Your goal -
Repeat the data below exactly, dropping any pictures it holds.

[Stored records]

Content starts

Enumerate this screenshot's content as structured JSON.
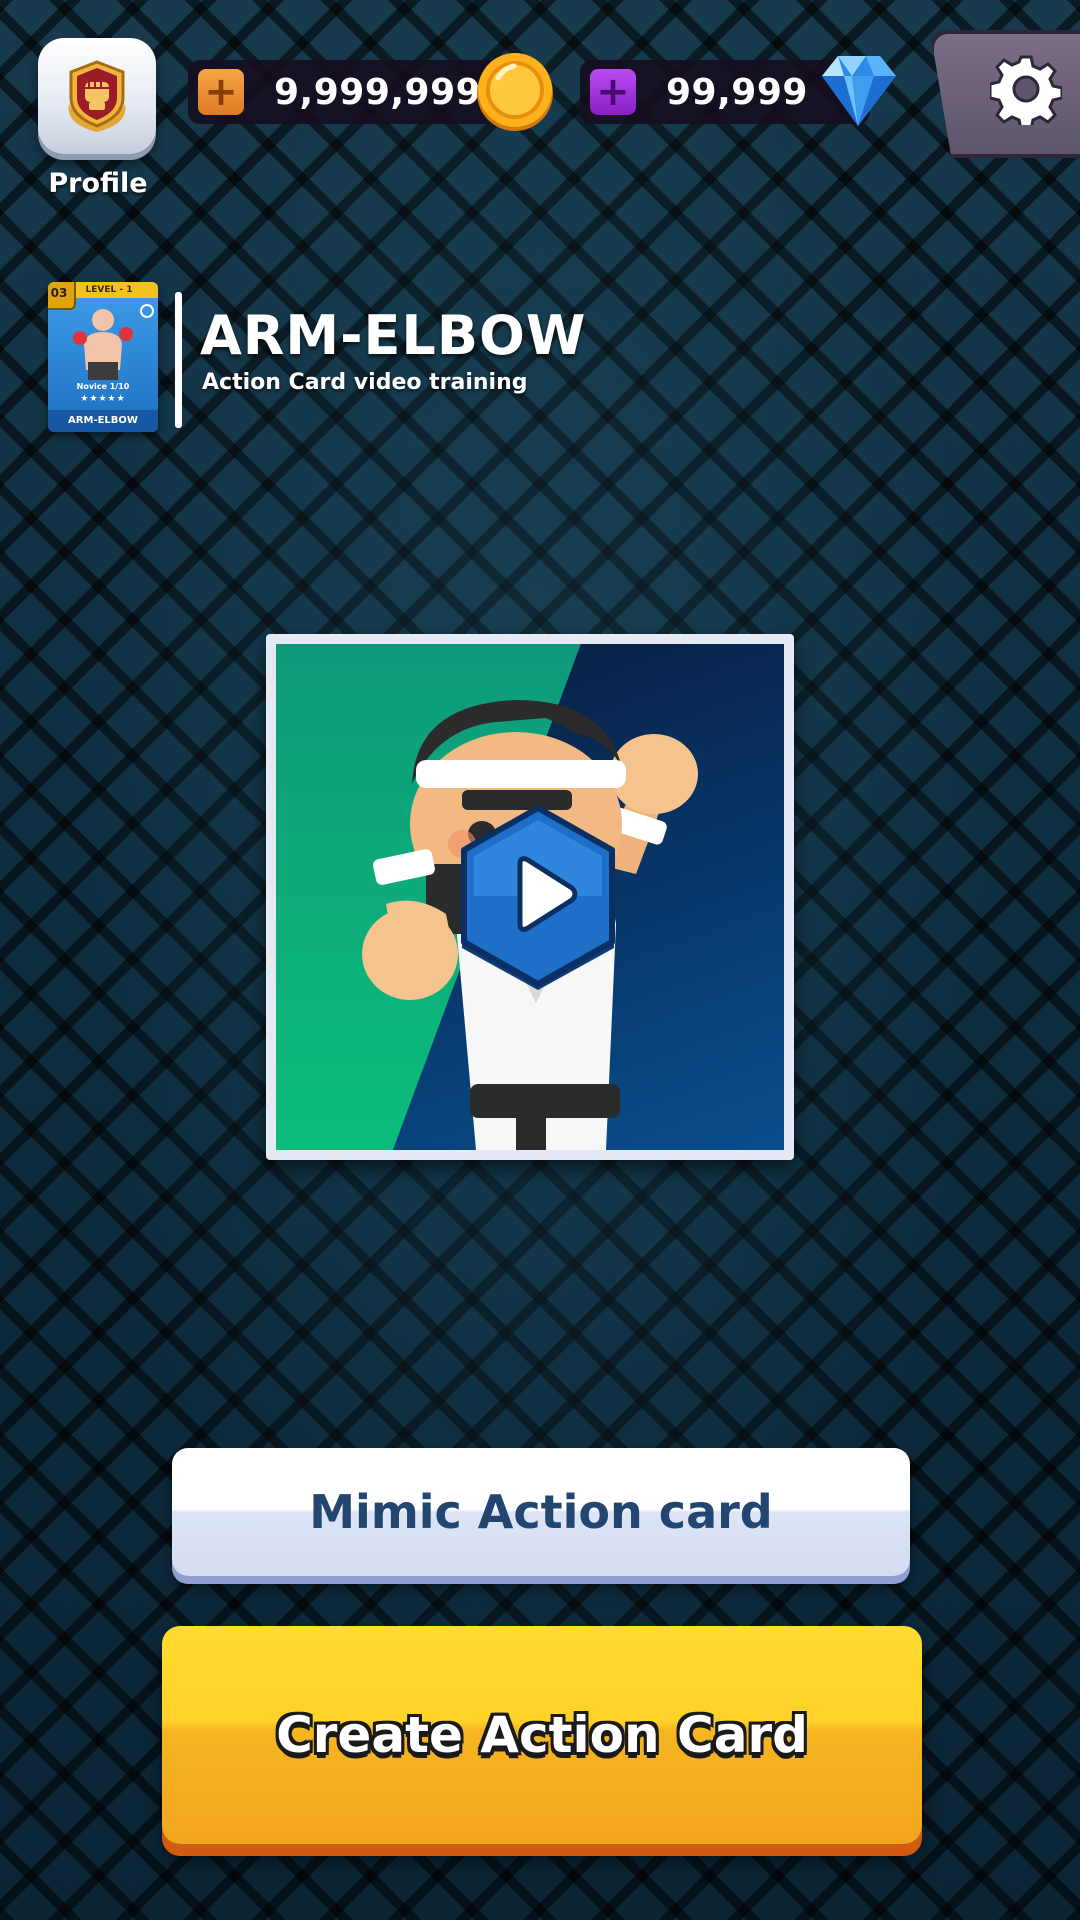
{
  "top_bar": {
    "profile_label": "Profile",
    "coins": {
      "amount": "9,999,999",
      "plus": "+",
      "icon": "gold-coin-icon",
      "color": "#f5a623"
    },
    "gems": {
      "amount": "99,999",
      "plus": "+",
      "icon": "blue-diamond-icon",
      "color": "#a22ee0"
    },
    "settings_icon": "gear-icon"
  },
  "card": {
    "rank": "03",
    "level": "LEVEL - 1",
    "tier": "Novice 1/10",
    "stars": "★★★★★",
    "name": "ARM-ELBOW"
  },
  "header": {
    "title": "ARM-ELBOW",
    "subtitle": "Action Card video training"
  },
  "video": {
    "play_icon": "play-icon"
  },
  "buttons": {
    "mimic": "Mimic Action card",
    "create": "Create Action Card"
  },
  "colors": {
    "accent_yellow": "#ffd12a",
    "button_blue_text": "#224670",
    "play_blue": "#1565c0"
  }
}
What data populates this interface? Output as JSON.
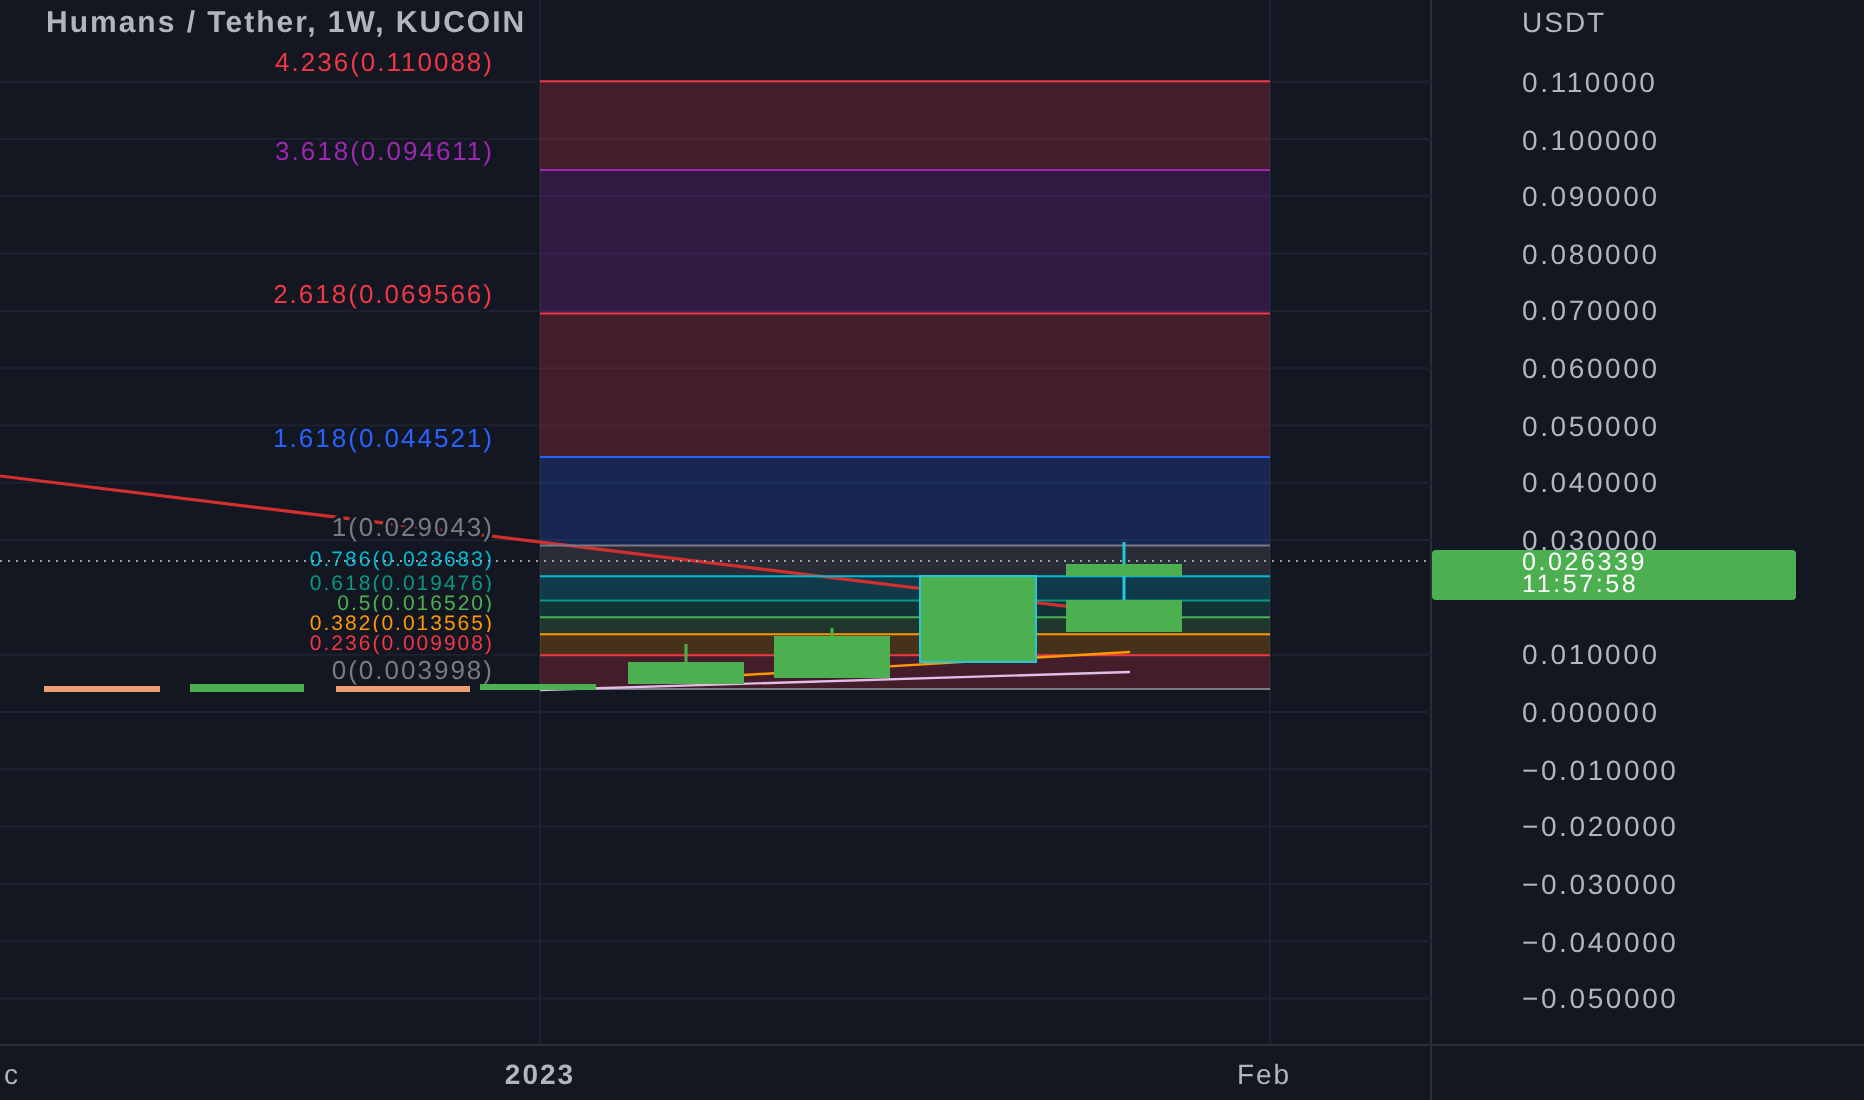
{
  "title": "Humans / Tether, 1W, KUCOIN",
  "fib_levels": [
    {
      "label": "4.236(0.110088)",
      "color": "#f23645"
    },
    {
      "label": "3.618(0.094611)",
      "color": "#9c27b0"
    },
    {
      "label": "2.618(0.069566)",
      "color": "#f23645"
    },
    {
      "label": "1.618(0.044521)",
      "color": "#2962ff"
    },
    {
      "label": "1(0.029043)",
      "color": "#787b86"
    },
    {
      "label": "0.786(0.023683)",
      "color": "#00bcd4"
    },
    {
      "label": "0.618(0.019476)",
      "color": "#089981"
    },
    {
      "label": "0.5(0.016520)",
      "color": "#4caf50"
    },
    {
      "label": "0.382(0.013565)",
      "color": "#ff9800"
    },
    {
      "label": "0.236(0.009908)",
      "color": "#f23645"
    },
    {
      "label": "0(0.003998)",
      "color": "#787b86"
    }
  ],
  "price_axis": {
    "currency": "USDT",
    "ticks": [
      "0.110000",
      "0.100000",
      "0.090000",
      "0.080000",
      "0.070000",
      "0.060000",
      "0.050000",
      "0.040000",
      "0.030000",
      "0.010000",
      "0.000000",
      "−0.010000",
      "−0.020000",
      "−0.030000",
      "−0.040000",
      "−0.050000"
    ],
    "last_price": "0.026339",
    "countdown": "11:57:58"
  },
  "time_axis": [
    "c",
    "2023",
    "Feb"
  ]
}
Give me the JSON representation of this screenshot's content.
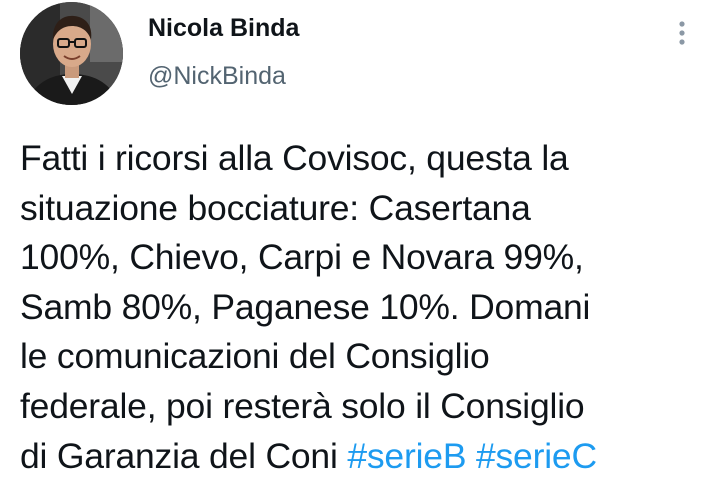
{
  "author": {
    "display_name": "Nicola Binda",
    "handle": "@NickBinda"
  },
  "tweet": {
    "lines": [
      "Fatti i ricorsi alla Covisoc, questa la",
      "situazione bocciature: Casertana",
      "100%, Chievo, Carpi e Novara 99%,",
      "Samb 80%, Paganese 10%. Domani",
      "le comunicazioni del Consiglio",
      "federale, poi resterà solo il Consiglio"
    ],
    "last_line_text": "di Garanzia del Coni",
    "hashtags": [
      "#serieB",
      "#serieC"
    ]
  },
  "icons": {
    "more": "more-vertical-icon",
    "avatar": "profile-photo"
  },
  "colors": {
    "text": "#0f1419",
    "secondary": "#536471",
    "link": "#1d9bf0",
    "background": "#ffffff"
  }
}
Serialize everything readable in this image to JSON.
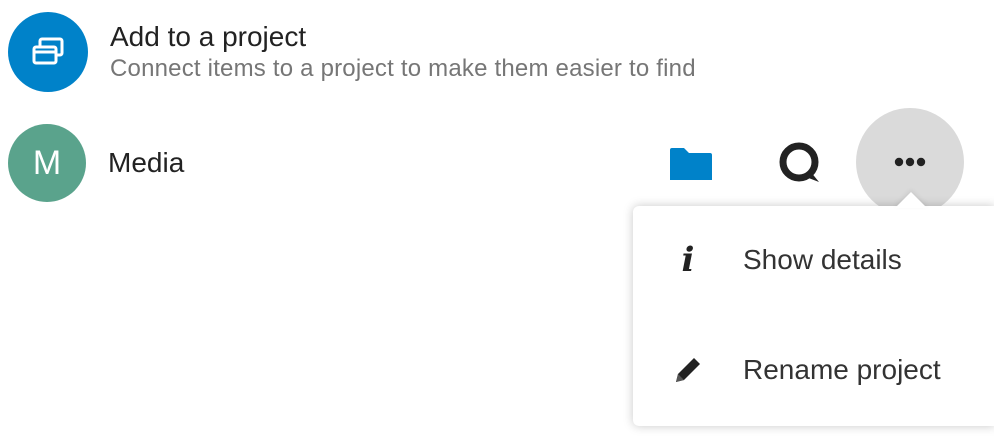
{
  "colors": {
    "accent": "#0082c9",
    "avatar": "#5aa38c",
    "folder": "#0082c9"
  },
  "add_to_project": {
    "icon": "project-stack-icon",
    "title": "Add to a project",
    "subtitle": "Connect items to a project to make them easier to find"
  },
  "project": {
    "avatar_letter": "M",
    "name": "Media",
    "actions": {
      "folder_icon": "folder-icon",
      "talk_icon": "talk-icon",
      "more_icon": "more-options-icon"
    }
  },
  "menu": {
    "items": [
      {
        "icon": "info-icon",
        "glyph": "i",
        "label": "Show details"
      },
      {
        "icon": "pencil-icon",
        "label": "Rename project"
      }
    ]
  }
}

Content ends

Answer to this exercise -
Enumerate this screenshot's content as structured JSON.
{
  "top_bar": {
    "profile_label": "Profile",
    "coins": {
      "amount": "9,999,999",
      "plus": "+",
      "icon": "gold-coin-icon",
      "color": "#f5a623"
    },
    "gems": {
      "amount": "99,999",
      "plus": "+",
      "icon": "blue-diamond-icon",
      "color": "#a22ee0"
    },
    "settings_icon": "gear-icon"
  },
  "card": {
    "rank": "03",
    "level": "LEVEL - 1",
    "tier": "Novice 1/10",
    "stars": "★★★★★",
    "name": "ARM-ELBOW"
  },
  "header": {
    "title": "ARM-ELBOW",
    "subtitle": "Action Card video training"
  },
  "video": {
    "play_icon": "play-icon"
  },
  "buttons": {
    "mimic": "Mimic Action card",
    "create": "Create Action Card"
  },
  "colors": {
    "accent_yellow": "#ffd12a",
    "button_blue_text": "#224670",
    "play_blue": "#1565c0"
  }
}
What data populates this interface? Output as JSON.
{
  "title": "Humans / Tether, 1W, KUCOIN",
  "fib_levels": [
    {
      "label": "4.236(0.110088)",
      "color": "#f23645"
    },
    {
      "label": "3.618(0.094611)",
      "color": "#9c27b0"
    },
    {
      "label": "2.618(0.069566)",
      "color": "#f23645"
    },
    {
      "label": "1.618(0.044521)",
      "color": "#2962ff"
    },
    {
      "label": "1(0.029043)",
      "color": "#787b86"
    },
    {
      "label": "0.786(0.023683)",
      "color": "#00bcd4"
    },
    {
      "label": "0.618(0.019476)",
      "color": "#089981"
    },
    {
      "label": "0.5(0.016520)",
      "color": "#4caf50"
    },
    {
      "label": "0.382(0.013565)",
      "color": "#ff9800"
    },
    {
      "label": "0.236(0.009908)",
      "color": "#f23645"
    },
    {
      "label": "0(0.003998)",
      "color": "#787b86"
    }
  ],
  "price_axis": {
    "currency": "USDT",
    "ticks": [
      "0.110000",
      "0.100000",
      "0.090000",
      "0.080000",
      "0.070000",
      "0.060000",
      "0.050000",
      "0.040000",
      "0.030000",
      "0.010000",
      "0.000000",
      "−0.010000",
      "−0.020000",
      "−0.030000",
      "−0.040000",
      "−0.050000"
    ],
    "last_price": "0.026339",
    "countdown": "11:57:58"
  },
  "time_axis": [
    "c",
    "2023",
    "Feb"
  ]
}
Give me the JSON representation of this screenshot's content.
{
  "author": {
    "display_name": "Nicola Binda",
    "handle": "@NickBinda"
  },
  "tweet": {
    "lines": [
      "Fatti i ricorsi alla Covisoc, questa la",
      "situazione bocciature: Casertana",
      "100%, Chievo, Carpi e Novara 99%,",
      "Samb 80%, Paganese 10%. Domani",
      "le comunicazioni del Consiglio",
      "federale, poi resterà solo il Consiglio"
    ],
    "last_line_text": "di Garanzia del Coni",
    "hashtags": [
      "#serieB",
      "#serieC"
    ]
  },
  "icons": {
    "more": "more-vertical-icon",
    "avatar": "profile-photo"
  },
  "colors": {
    "text": "#0f1419",
    "secondary": "#536471",
    "link": "#1d9bf0",
    "background": "#ffffff"
  }
}
Serialize everything readable in this image to JSON.
{
  "colors": {
    "accent": "#0082c9",
    "avatar": "#5aa38c",
    "folder": "#0082c9"
  },
  "add_to_project": {
    "icon": "project-stack-icon",
    "title": "Add to a project",
    "subtitle": "Connect items to a project to make them easier to find"
  },
  "project": {
    "avatar_letter": "M",
    "name": "Media",
    "actions": {
      "folder_icon": "folder-icon",
      "talk_icon": "talk-icon",
      "more_icon": "more-options-icon"
    }
  },
  "menu": {
    "items": [
      {
        "icon": "info-icon",
        "glyph": "i",
        "label": "Show details"
      },
      {
        "icon": "pencil-icon",
        "label": "Rename project"
      }
    ]
  }
}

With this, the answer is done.